It did take us a further 45 minutes to locate Barry’s brother Phil’s place which currently is our base of operations. Without Sat Nav, no map and only a flaky memory of Google Earth’s overview of Javea, we eventually found the place once we asked for directions. I had to admit I was ready to get into the apartment because the wine and coffee from the last flight were very eager to leave my bladder and discover the delights of the Spanish water system. However, my bladder was not to be appeased that easily as the keys which were locked away were not readily accessible due to the lock’s combination having changed.
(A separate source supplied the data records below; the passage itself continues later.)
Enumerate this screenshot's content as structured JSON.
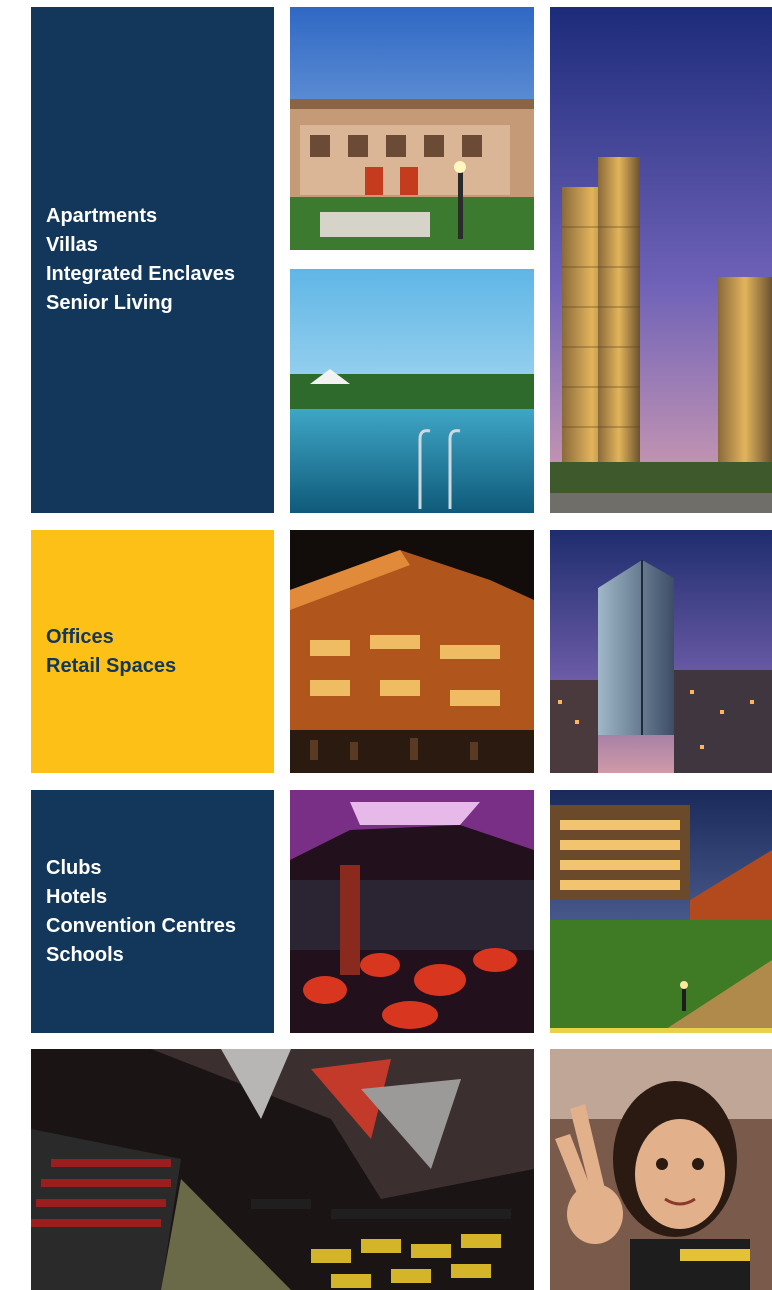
{
  "residential": {
    "color": "#13375b",
    "lines": [
      "Apartments",
      "Villas",
      "Integrated Enclaves",
      "Senior Living"
    ]
  },
  "commercial": {
    "color": "#fcc016",
    "lines": [
      "Offices",
      "Retail Spaces"
    ]
  },
  "hospitality": {
    "color": "#13375b",
    "lines": [
      "Clubs",
      "Hotels",
      "Convention Centres",
      "Schools"
    ]
  },
  "photos": [
    {
      "icon": "villa-photo"
    },
    {
      "icon": "pool-photo"
    },
    {
      "icon": "towers-photo"
    },
    {
      "icon": "mall-photo"
    },
    {
      "icon": "office-tower-photo"
    },
    {
      "icon": "lounge-photo"
    },
    {
      "icon": "hotel-photo"
    },
    {
      "icon": "auditorium-photo"
    },
    {
      "icon": "child-photo"
    }
  ]
}
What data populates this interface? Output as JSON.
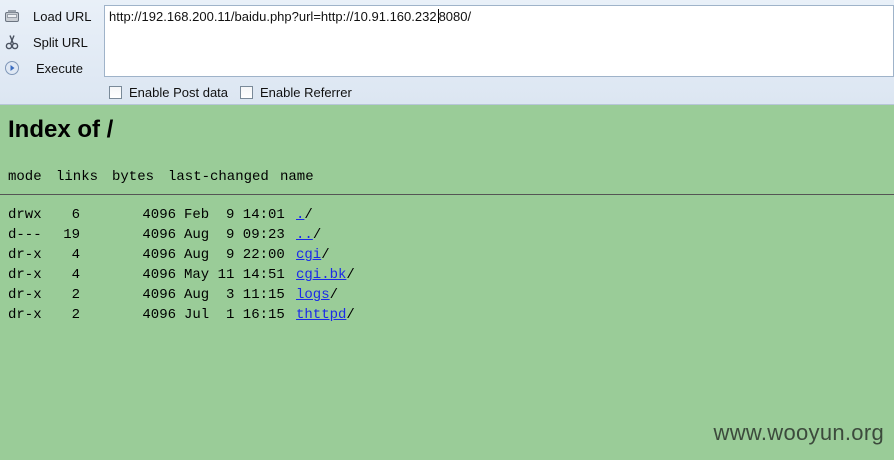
{
  "toolbar": {
    "load_url_label": "Load URL",
    "split_url_label": "Split URL",
    "execute_label": "Execute",
    "url_before_caret": "http://192.168.200.11/baidu.php?url=http://10.91.160.232",
    "url_after_caret": "8080/",
    "enable_post_label": "Enable Post data",
    "enable_referrer_label": "Enable Referrer",
    "enable_post_checked": false,
    "enable_referrer_checked": false
  },
  "listing": {
    "title": "Index of /",
    "headers": {
      "mode": "mode",
      "links": "links",
      "bytes": "bytes",
      "last_changed": "last-changed",
      "name": "name"
    },
    "rows": [
      {
        "mode": "drwx",
        "links": "6",
        "bytes": "4096",
        "date": "Feb  9 14:01",
        "name": ".",
        "suffix": "/"
      },
      {
        "mode": "d---",
        "links": "19",
        "bytes": "4096",
        "date": "Aug  9 09:23",
        "name": "..",
        "suffix": "/"
      },
      {
        "mode": "dr-x",
        "links": "4",
        "bytes": "4096",
        "date": "Aug  9 22:00",
        "name": "cgi",
        "suffix": "/"
      },
      {
        "mode": "dr-x",
        "links": "4",
        "bytes": "4096",
        "date": "May 11 14:51",
        "name": "cgi.bk",
        "suffix": "/"
      },
      {
        "mode": "dr-x",
        "links": "2",
        "bytes": "4096",
        "date": "Aug  3 11:15",
        "name": "logs",
        "suffix": "/"
      },
      {
        "mode": "dr-x",
        "links": "2",
        "bytes": "4096",
        "date": "Jul  1 16:15",
        "name": "thttpd",
        "suffix": "/"
      }
    ]
  },
  "watermark": "www.wooyun.org",
  "colors": {
    "page_background": "#9acc98",
    "link": "#1a2ae8",
    "toolbar_background": "#e3ebf5"
  },
  "icons": {
    "load_url": "load-url-icon",
    "split_url": "split-url-icon",
    "execute": "execute-icon"
  }
}
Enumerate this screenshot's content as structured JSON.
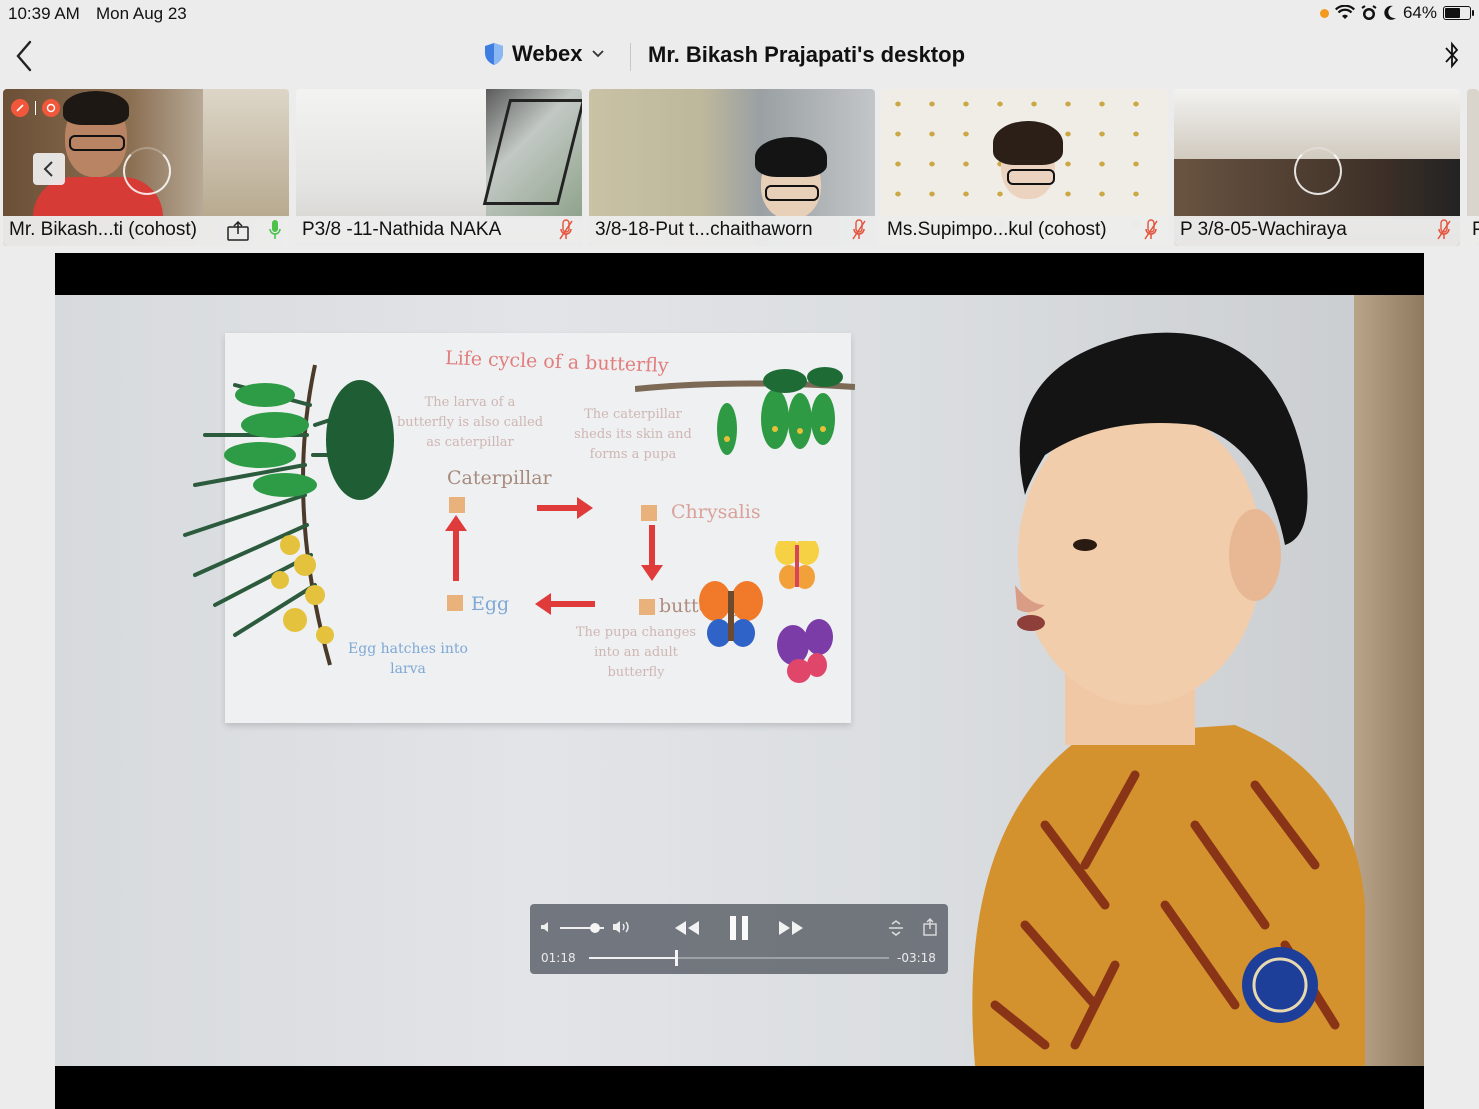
{
  "status_bar": {
    "time": "10:39 AM",
    "date": "Mon Aug 23",
    "battery": "64%",
    "battery_level": 0.64
  },
  "nav": {
    "app": "Webex",
    "title": "Mr. Bikash Prajapati's desktop",
    "icons": [
      "back-icon",
      "shield-icon",
      "chevron-down-icon",
      "bluetooth-icon"
    ]
  },
  "participants": [
    {
      "name": "Mr. Bikash...ti (cohost)",
      "mic": "on",
      "sharing": true
    },
    {
      "name": "P3/8 -11-Nathida NAKA",
      "mic": "muted"
    },
    {
      "name": "3/8-18-Put t...chaithaworn",
      "mic": "muted"
    },
    {
      "name": "Ms.Supimpo...kul (cohost)",
      "mic": "muted"
    },
    {
      "name": "P 3/8-05-Wachiraya",
      "mic": "muted"
    },
    {
      "name": "P"
    }
  ],
  "video": {
    "poster": {
      "title": "Life cycle of a butterfly",
      "stages": [
        "Caterpillar",
        "Chrysalis",
        "butterfly",
        "Egg"
      ],
      "notes": [
        "The larva of a butterfly is also called as caterpillar",
        "The caterpillar sheds its skin and forms a pupa",
        "The pupa changes into an adult butterfly",
        "Egg hatches into larva"
      ]
    },
    "player": {
      "elapsed": "01:18",
      "remaining": "-03:18",
      "progress": 0.29,
      "volume": 0.8,
      "icons": [
        "volume-low-icon",
        "volume-high-icon",
        "rewind-icon",
        "pause-icon",
        "fast-forward-icon",
        "captions-icon",
        "share-icon"
      ]
    }
  },
  "colors": {
    "accent_red": "#f1573a",
    "mic_on": "#4cc24a",
    "arrow_red": "#e03b3b"
  }
}
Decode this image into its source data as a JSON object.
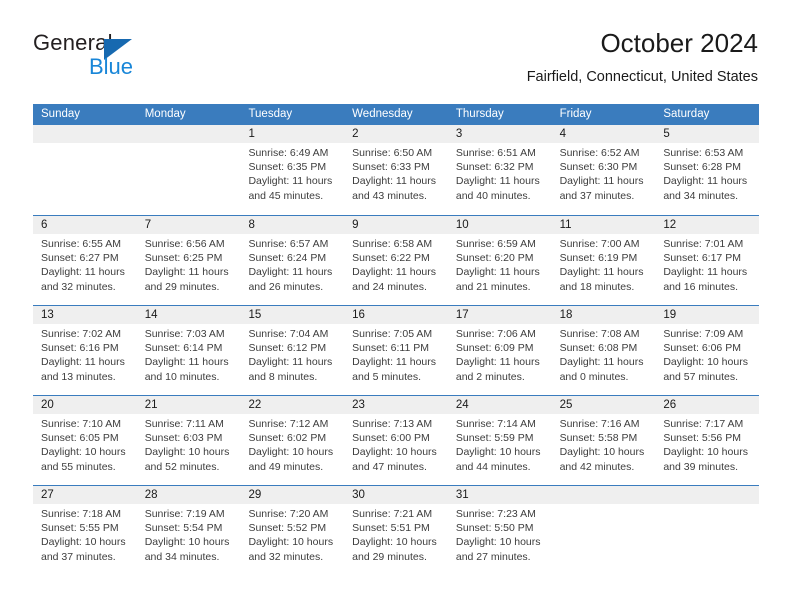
{
  "brand": {
    "name_top": "General",
    "name_bottom": "Blue",
    "triangle_color": "#1769b0",
    "blue_color": "#1886d8"
  },
  "header": {
    "title": "October 2024",
    "subtitle": "Fairfield, Connecticut, United States"
  },
  "theme": {
    "header_blue": "#3a7cbe",
    "day_band_gray": "#efefef",
    "text": "#3d3d3d"
  },
  "weekdays": [
    "Sunday",
    "Monday",
    "Tuesday",
    "Wednesday",
    "Thursday",
    "Friday",
    "Saturday"
  ],
  "weeks": [
    [
      {
        "date": "",
        "sunrise": "",
        "sunset": "",
        "daylight": "",
        "empty": true
      },
      {
        "date": "",
        "sunrise": "",
        "sunset": "",
        "daylight": "",
        "empty": true
      },
      {
        "date": "1",
        "sunrise": "Sunrise: 6:49 AM",
        "sunset": "Sunset: 6:35 PM",
        "daylight": "Daylight: 11 hours and 45 minutes."
      },
      {
        "date": "2",
        "sunrise": "Sunrise: 6:50 AM",
        "sunset": "Sunset: 6:33 PM",
        "daylight": "Daylight: 11 hours and 43 minutes."
      },
      {
        "date": "3",
        "sunrise": "Sunrise: 6:51 AM",
        "sunset": "Sunset: 6:32 PM",
        "daylight": "Daylight: 11 hours and 40 minutes."
      },
      {
        "date": "4",
        "sunrise": "Sunrise: 6:52 AM",
        "sunset": "Sunset: 6:30 PM",
        "daylight": "Daylight: 11 hours and 37 minutes."
      },
      {
        "date": "5",
        "sunrise": "Sunrise: 6:53 AM",
        "sunset": "Sunset: 6:28 PM",
        "daylight": "Daylight: 11 hours and 34 minutes."
      }
    ],
    [
      {
        "date": "6",
        "sunrise": "Sunrise: 6:55 AM",
        "sunset": "Sunset: 6:27 PM",
        "daylight": "Daylight: 11 hours and 32 minutes."
      },
      {
        "date": "7",
        "sunrise": "Sunrise: 6:56 AM",
        "sunset": "Sunset: 6:25 PM",
        "daylight": "Daylight: 11 hours and 29 minutes."
      },
      {
        "date": "8",
        "sunrise": "Sunrise: 6:57 AM",
        "sunset": "Sunset: 6:24 PM",
        "daylight": "Daylight: 11 hours and 26 minutes."
      },
      {
        "date": "9",
        "sunrise": "Sunrise: 6:58 AM",
        "sunset": "Sunset: 6:22 PM",
        "daylight": "Daylight: 11 hours and 24 minutes."
      },
      {
        "date": "10",
        "sunrise": "Sunrise: 6:59 AM",
        "sunset": "Sunset: 6:20 PM",
        "daylight": "Daylight: 11 hours and 21 minutes."
      },
      {
        "date": "11",
        "sunrise": "Sunrise: 7:00 AM",
        "sunset": "Sunset: 6:19 PM",
        "daylight": "Daylight: 11 hours and 18 minutes."
      },
      {
        "date": "12",
        "sunrise": "Sunrise: 7:01 AM",
        "sunset": "Sunset: 6:17 PM",
        "daylight": "Daylight: 11 hours and 16 minutes."
      }
    ],
    [
      {
        "date": "13",
        "sunrise": "Sunrise: 7:02 AM",
        "sunset": "Sunset: 6:16 PM",
        "daylight": "Daylight: 11 hours and 13 minutes."
      },
      {
        "date": "14",
        "sunrise": "Sunrise: 7:03 AM",
        "sunset": "Sunset: 6:14 PM",
        "daylight": "Daylight: 11 hours and 10 minutes."
      },
      {
        "date": "15",
        "sunrise": "Sunrise: 7:04 AM",
        "sunset": "Sunset: 6:12 PM",
        "daylight": "Daylight: 11 hours and 8 minutes."
      },
      {
        "date": "16",
        "sunrise": "Sunrise: 7:05 AM",
        "sunset": "Sunset: 6:11 PM",
        "daylight": "Daylight: 11 hours and 5 minutes."
      },
      {
        "date": "17",
        "sunrise": "Sunrise: 7:06 AM",
        "sunset": "Sunset: 6:09 PM",
        "daylight": "Daylight: 11 hours and 2 minutes."
      },
      {
        "date": "18",
        "sunrise": "Sunrise: 7:08 AM",
        "sunset": "Sunset: 6:08 PM",
        "daylight": "Daylight: 11 hours and 0 minutes."
      },
      {
        "date": "19",
        "sunrise": "Sunrise: 7:09 AM",
        "sunset": "Sunset: 6:06 PM",
        "daylight": "Daylight: 10 hours and 57 minutes."
      }
    ],
    [
      {
        "date": "20",
        "sunrise": "Sunrise: 7:10 AM",
        "sunset": "Sunset: 6:05 PM",
        "daylight": "Daylight: 10 hours and 55 minutes."
      },
      {
        "date": "21",
        "sunrise": "Sunrise: 7:11 AM",
        "sunset": "Sunset: 6:03 PM",
        "daylight": "Daylight: 10 hours and 52 minutes."
      },
      {
        "date": "22",
        "sunrise": "Sunrise: 7:12 AM",
        "sunset": "Sunset: 6:02 PM",
        "daylight": "Daylight: 10 hours and 49 minutes."
      },
      {
        "date": "23",
        "sunrise": "Sunrise: 7:13 AM",
        "sunset": "Sunset: 6:00 PM",
        "daylight": "Daylight: 10 hours and 47 minutes."
      },
      {
        "date": "24",
        "sunrise": "Sunrise: 7:14 AM",
        "sunset": "Sunset: 5:59 PM",
        "daylight": "Daylight: 10 hours and 44 minutes."
      },
      {
        "date": "25",
        "sunrise": "Sunrise: 7:16 AM",
        "sunset": "Sunset: 5:58 PM",
        "daylight": "Daylight: 10 hours and 42 minutes."
      },
      {
        "date": "26",
        "sunrise": "Sunrise: 7:17 AM",
        "sunset": "Sunset: 5:56 PM",
        "daylight": "Daylight: 10 hours and 39 minutes."
      }
    ],
    [
      {
        "date": "27",
        "sunrise": "Sunrise: 7:18 AM",
        "sunset": "Sunset: 5:55 PM",
        "daylight": "Daylight: 10 hours and 37 minutes."
      },
      {
        "date": "28",
        "sunrise": "Sunrise: 7:19 AM",
        "sunset": "Sunset: 5:54 PM",
        "daylight": "Daylight: 10 hours and 34 minutes."
      },
      {
        "date": "29",
        "sunrise": "Sunrise: 7:20 AM",
        "sunset": "Sunset: 5:52 PM",
        "daylight": "Daylight: 10 hours and 32 minutes."
      },
      {
        "date": "30",
        "sunrise": "Sunrise: 7:21 AM",
        "sunset": "Sunset: 5:51 PM",
        "daylight": "Daylight: 10 hours and 29 minutes."
      },
      {
        "date": "31",
        "sunrise": "Sunrise: 7:23 AM",
        "sunset": "Sunset: 5:50 PM",
        "daylight": "Daylight: 10 hours and 27 minutes."
      },
      {
        "date": "",
        "sunrise": "",
        "sunset": "",
        "daylight": "",
        "empty": true
      },
      {
        "date": "",
        "sunrise": "",
        "sunset": "",
        "daylight": "",
        "empty": true
      }
    ]
  ]
}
While I bounced up and down outside the apartment door on crossed legs, Baz frantically made a few quick phone calls to his brothers in the UK and eventually returned with the keys.
A short while after that, Barry and I slumped into a comfy settee inside our new temporary home, chinking glasses of local red wine. “Cheers!”
All that I had on my mind before I sank into a deep sleep, was the slightly anxious hope that our bags would arrive the next day. It wasn’t simply a case of wanting my belongings back in my possession. I had a plane to England to catch the following day, and my flimsy Australian winter gear was in the missing bag. I surely wouldn’t survive English and Scottish winter weather without those clothes.
Luckily, as promised by the efficient lost baggage officer, our cases arrived late the next afternoon and all I had to do then was familiarise myself with the route South to Alicante airport, which I would be driving to solo in the rental car – which was a right-hand drive manual car. While I do consider myself to be a good manual driver, I hadn’t driven a stick shift for about 30 years, I’d never driven a right hand drive car (as English and Australian cars drive on the left), and I had also never driven on my own in a European, non-English speaking country. What could possibly go wrong?
To watch the video that accompanies this blog click here.